    From there, it was a heavy dose of Alligator, which if you don’t already know was by far my favorite album of 2005. So yeah, I was pretty enraptured. (That’s a generous way of saying I was embarrassing and singing along with every song and taking pictures like a parent at a graduation ceremony.) Early on, their deliveries of songs like "Secret Meeting" and "Lit Up" hewed faithfully to the recorded versions, but as the set went on, the band started to experiment. The guitars and bass led the charge, with the Dessner brothers and Scott Devendorf adding raucous fuzz and volume in unexpected ways. Australian violist/violinist Padma Newsome, also Bryce Dessner's cohort in Clogs, was equally essential, jumping into the mix with stirring energy.

    The band also featured two other new songs I'd never heard before. They fit inconspicuously into the repertoire, not too stylistically different from their surrounding material. If they’re a fair indication of the overall sound to come, the National will keep on refining but not redefining its songcraft. But it’ll be very interesting to find out in March how they'll end up turning out.

    The National perform one of their new songs

    Then it was back to cranking up Alligator with some divergences into Cherry Tree. (The only two songs from their last album not to appear were "Val Jester" and unfortunately "Friend of Mine.") I was hoping for a curveball pluck from their back catalogue along the lines of "Pay For Me" or "90-Mile Water Wall," but the band seemed more intent on looking forward.

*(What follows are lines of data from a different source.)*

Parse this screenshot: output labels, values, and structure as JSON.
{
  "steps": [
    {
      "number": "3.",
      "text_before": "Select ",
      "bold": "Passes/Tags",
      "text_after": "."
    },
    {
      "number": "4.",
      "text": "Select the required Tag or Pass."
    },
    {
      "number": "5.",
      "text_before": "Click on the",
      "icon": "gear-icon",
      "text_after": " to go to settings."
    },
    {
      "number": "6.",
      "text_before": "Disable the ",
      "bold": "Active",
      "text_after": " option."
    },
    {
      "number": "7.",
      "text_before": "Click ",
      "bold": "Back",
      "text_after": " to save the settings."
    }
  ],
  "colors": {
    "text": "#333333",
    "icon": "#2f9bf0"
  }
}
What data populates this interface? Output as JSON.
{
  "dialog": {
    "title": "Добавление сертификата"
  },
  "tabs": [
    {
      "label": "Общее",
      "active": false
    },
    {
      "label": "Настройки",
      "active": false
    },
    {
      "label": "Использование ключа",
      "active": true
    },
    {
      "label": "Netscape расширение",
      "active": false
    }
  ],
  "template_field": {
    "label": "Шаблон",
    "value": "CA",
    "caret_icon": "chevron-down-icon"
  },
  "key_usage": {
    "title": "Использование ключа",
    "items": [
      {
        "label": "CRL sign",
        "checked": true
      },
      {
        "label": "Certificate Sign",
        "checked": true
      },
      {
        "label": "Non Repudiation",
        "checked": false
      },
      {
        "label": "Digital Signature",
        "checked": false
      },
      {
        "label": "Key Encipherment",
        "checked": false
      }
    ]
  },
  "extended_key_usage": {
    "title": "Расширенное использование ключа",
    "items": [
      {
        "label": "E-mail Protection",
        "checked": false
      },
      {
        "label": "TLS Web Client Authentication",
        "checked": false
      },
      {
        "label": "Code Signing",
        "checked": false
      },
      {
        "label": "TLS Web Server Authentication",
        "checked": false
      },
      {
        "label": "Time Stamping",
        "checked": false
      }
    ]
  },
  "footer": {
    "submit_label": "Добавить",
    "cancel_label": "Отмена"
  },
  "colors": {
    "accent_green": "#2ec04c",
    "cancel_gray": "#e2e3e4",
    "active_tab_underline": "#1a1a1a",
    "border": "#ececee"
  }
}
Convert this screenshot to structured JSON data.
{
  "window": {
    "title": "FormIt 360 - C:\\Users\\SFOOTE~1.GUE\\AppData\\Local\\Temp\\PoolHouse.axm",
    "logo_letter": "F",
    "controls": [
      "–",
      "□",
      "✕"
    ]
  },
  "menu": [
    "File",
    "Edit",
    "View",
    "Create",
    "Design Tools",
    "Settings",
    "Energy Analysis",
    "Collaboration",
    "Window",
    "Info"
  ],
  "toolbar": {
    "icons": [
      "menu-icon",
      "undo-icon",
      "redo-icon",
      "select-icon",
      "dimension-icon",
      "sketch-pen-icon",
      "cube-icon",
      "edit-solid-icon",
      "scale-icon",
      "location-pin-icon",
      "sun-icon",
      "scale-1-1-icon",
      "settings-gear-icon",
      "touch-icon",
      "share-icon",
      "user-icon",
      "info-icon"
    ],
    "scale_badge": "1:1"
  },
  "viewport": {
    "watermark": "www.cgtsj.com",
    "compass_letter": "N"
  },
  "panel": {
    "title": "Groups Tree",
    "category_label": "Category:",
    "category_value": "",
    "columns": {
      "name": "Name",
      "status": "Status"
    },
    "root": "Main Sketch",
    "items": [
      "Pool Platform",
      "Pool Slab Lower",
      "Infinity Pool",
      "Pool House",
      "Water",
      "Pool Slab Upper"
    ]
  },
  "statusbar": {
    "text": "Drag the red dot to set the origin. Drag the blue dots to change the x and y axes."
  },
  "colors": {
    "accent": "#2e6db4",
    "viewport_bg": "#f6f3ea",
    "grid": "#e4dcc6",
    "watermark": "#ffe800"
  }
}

    As always, one of the best versions of the night was "Abel," which is just destined to rock live. Berninger's twitchy, unhinged performance adds another compelling layer to the music, as he cradles the mic to his ear and suddenly detonates into the chorus. The only two versions that didn’t work for me were "All The Wine" and "Looking For Astronauts," which were too noisy and unfocused and drowned out the vocals. Berninger also forwent awesomely screaming "I'm in a STATE! I'm in a STATE!" on the former, as I saw him do in February and at earlier shows.

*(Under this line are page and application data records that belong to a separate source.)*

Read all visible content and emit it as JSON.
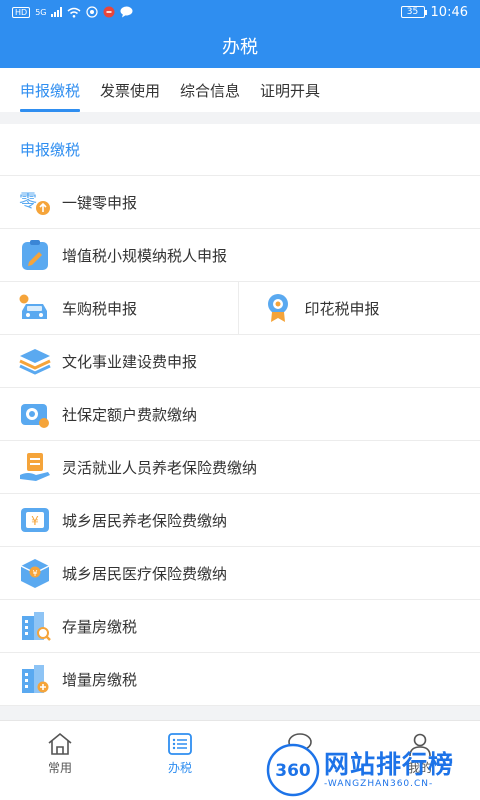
{
  "status_bar": {
    "time": "10:46",
    "battery": "35",
    "hd": "HD",
    "net": "5G"
  },
  "header": {
    "title": "办税"
  },
  "tabs": [
    {
      "label": "申报缴税",
      "active": true
    },
    {
      "label": "发票使用",
      "active": false
    },
    {
      "label": "综合信息",
      "active": false
    },
    {
      "label": "证明开具",
      "active": false
    }
  ],
  "section": {
    "title": "申报缴税"
  },
  "items": {
    "zero": "一键零申报",
    "vat": "增值税小规模纳税人申报",
    "vehicle": "车购税申报",
    "stamp": "印花税申报",
    "culture": "文化事业建设费申报",
    "social": "社保定额户费款缴纳",
    "flexible": "灵活就业人员养老保险费缴纳",
    "pension": "城乡居民养老保险费缴纳",
    "medical": "城乡居民医疗保险费缴纳",
    "stock_house": "存量房缴税",
    "new_house": "增量房缴税"
  },
  "zero_icon_char": "零",
  "yuan_char": "¥",
  "bottom_nav": [
    {
      "label": "常用",
      "active": false
    },
    {
      "label": "办税",
      "active": true
    },
    {
      "label": "",
      "active": false
    },
    {
      "label": "我的",
      "active": false
    }
  ],
  "watermark": {
    "cn": "网站排行榜",
    "en": "-WANGZHAN360.CN-",
    "badge": "360"
  },
  "colors": {
    "primary": "#2f8ef0",
    "orange": "#f5a43a",
    "icon_blue": "#5aa9f0"
  }
}
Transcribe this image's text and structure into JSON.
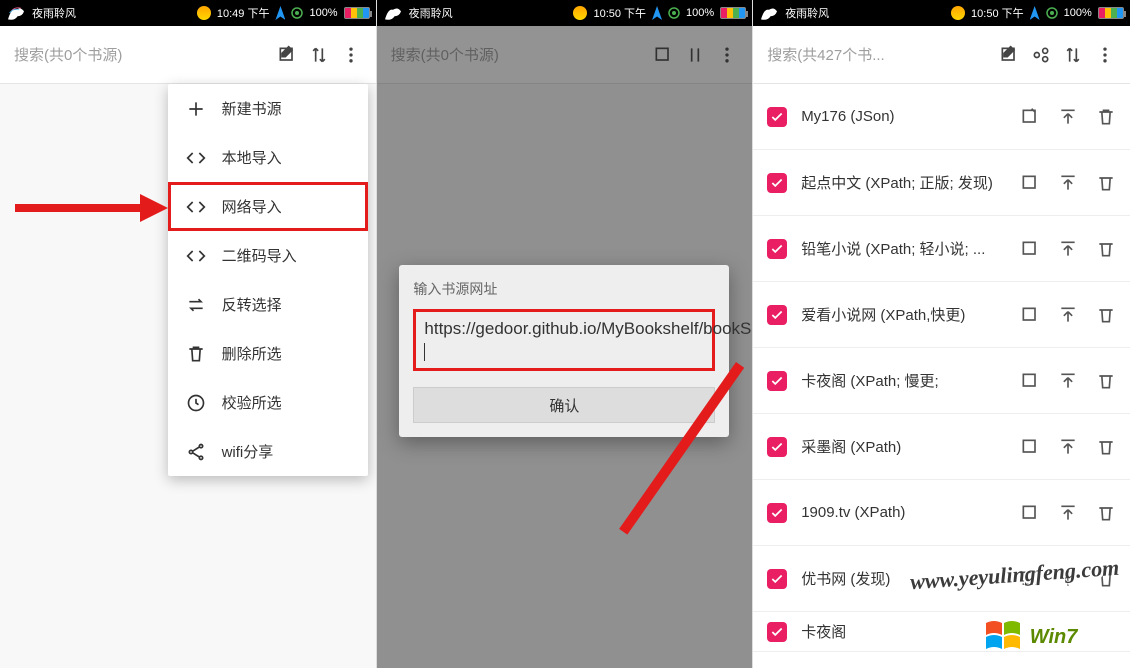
{
  "status": {
    "carrier": "夜雨聆风",
    "time1": "10:49 下午",
    "time2": "10:50 下午",
    "time3": "10:50 下午",
    "battery": "100%",
    "signal_icon": "signal"
  },
  "pane1": {
    "search_placeholder": "搜索(共0个书源)",
    "menu": {
      "new_source": "新建书源",
      "local_import": "本地导入",
      "network_import": "网络导入",
      "qr_import": "二维码导入",
      "invert_selection": "反转选择",
      "delete_selected": "删除所选",
      "verify_selected": "校验所选",
      "wifi_share": "wifi分享"
    }
  },
  "pane2": {
    "search_placeholder": "搜索(共0个书源)",
    "dialog_title": "输入书源网址",
    "url": "https://gedoor.github.io/MyBookshelf/bookSource.json",
    "confirm": "确认"
  },
  "pane3": {
    "search_placeholder": "搜索(共427个书...",
    "sources": [
      {
        "name": "My176 (JSon)"
      },
      {
        "name": "起点中文 (XPath; 正版; 发现)"
      },
      {
        "name": "铅笔小说 (XPath; 轻小说; ..."
      },
      {
        "name": "爱看小说网 (XPath,快更)"
      },
      {
        "name": "卡夜阁 (XPath; 慢更;"
      },
      {
        "name": "采墨阁 (XPath)"
      },
      {
        "name": "1909.tv (XPath)"
      },
      {
        "name": "优书网 (发现)"
      },
      {
        "name": "卡夜阁"
      }
    ]
  },
  "watermark": "www.yeyulingfeng.com",
  "win_label": "Win7"
}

    The National came back for a three-song chorus, closing with another new player to the team, "Fake Empire." It was another great set by one of my all-time favorite bands, only stoking my hunger to see them again and soon. Scott Devendorf came out and talked a little, shaking a few hands. Someone asked where the National was heading next. "We’ll be in Eugene tomorrow, then Portland after that," he said. Hmm... I could probably make it up to Eugene by tomorrow, I thought, already envisioning the miles of open road and hitchhiking set to the score of "Driver, Surprise Me." Instead, I forced myself to wander back onto the street, galvanized, exhausted, thrilled, and totally ready to inherit that glimmering world out there.
    Note the Bryce Dessner autograph
    *MP3: The National - Cherry Tree (Live) from Black Sessions, 11-17-2003
    *MP3: The National - In A State (Live) from Black Sessions, 11-17-2003 (later renamed to "All The Wine") [Buy other National]
    *MP3: Baby Dayliner - At Least from Critics Pass Away
    *MP3: Baby Dayliner - Critics Pass Away from Critics Pass Away [Buy it]
    *MP3: Mobius Band - The Loving Sounds of Static from The Loving Sounds of Static [Buy it]
    *Band Website: The National
    *Band Website: Baby Dayliner
    *Band Website: Mobius Band

    Tags: , , , , ,

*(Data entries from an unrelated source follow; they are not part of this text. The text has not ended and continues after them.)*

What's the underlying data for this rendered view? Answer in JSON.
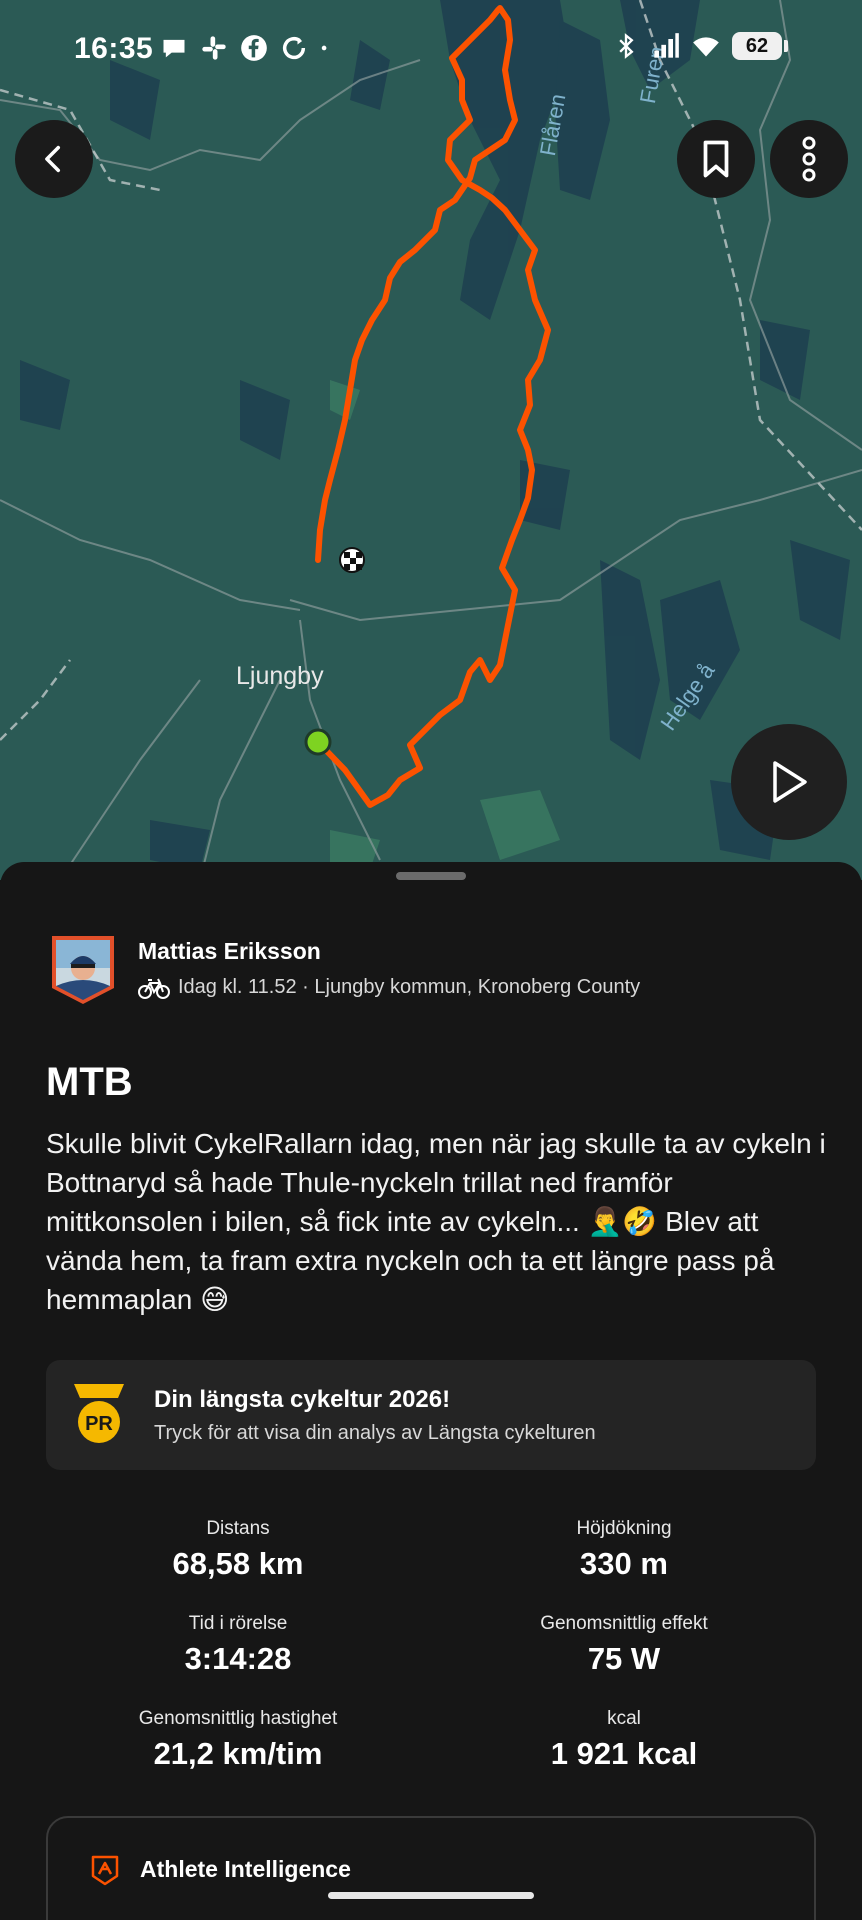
{
  "status_bar": {
    "time": "16:35",
    "battery": "62",
    "left_icons": [
      "chat-bubble-icon",
      "slack-icon",
      "facebook-icon",
      "sync-icon",
      "dot-icon"
    ],
    "right_icons": [
      "bluetooth-icon",
      "signal-icon",
      "wifi-icon",
      "battery-icon"
    ]
  },
  "map": {
    "labels": {
      "town": "Ljungby",
      "lake": "Flåren",
      "river1": "Furen",
      "river2": "Helge å"
    },
    "route_color": "#fc5200",
    "start_color": "#7ed321"
  },
  "header_buttons": {
    "back": "chevron-left-icon",
    "bookmark": "bookmark-icon",
    "more": "more-vertical-icon",
    "play": "play-icon"
  },
  "athlete": {
    "name": "Mattias Eriksson",
    "meta": "Idag kl. 11.52 · Ljungby kommun, Kronoberg County"
  },
  "activity": {
    "title": "MTB",
    "description": "Skulle blivit CykelRallarn idag, men när jag skulle ta av cykeln i Bottnaryd så hade Thule-nyckeln trillat ned framför mittkonsolen i bilen, så fick inte av cykeln... 🤦‍♂️🤣 Blev att vända hem, ta fram extra nyckeln och ta ett längre pass på hemmaplan 😅"
  },
  "pr": {
    "badge": "PR",
    "title": "Din längsta cykeltur 2026!",
    "subtitle": "Tryck för att visa din analys av Längsta cykelturen"
  },
  "stats": [
    {
      "label": "Distans",
      "value": "68,58 km"
    },
    {
      "label": "Höjdökning",
      "value": "330 m"
    },
    {
      "label": "Tid i rörelse",
      "value": "3:14:28"
    },
    {
      "label": "Genomsnittlig effekt",
      "value": "75 W"
    },
    {
      "label": "Genomsnittlig hastighet",
      "value": "21,2 km/tim"
    },
    {
      "label": "kcal",
      "value": "1 921 kcal"
    }
  ],
  "athlete_intelligence": {
    "title": "Athlete Intelligence"
  },
  "colors": {
    "background": "#161616",
    "card": "#242424",
    "accent": "#fc5200",
    "pr_gold": "#f5b800"
  }
}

    Comments on "The National @ Great American Music Hall, 10-12-06"


    Blogger Dust Road said ... (1:02 AM) : 

    thanx for the review and the sneak preview on the National's new songs. i'm literaly holding my breath till their next album.


    post a comment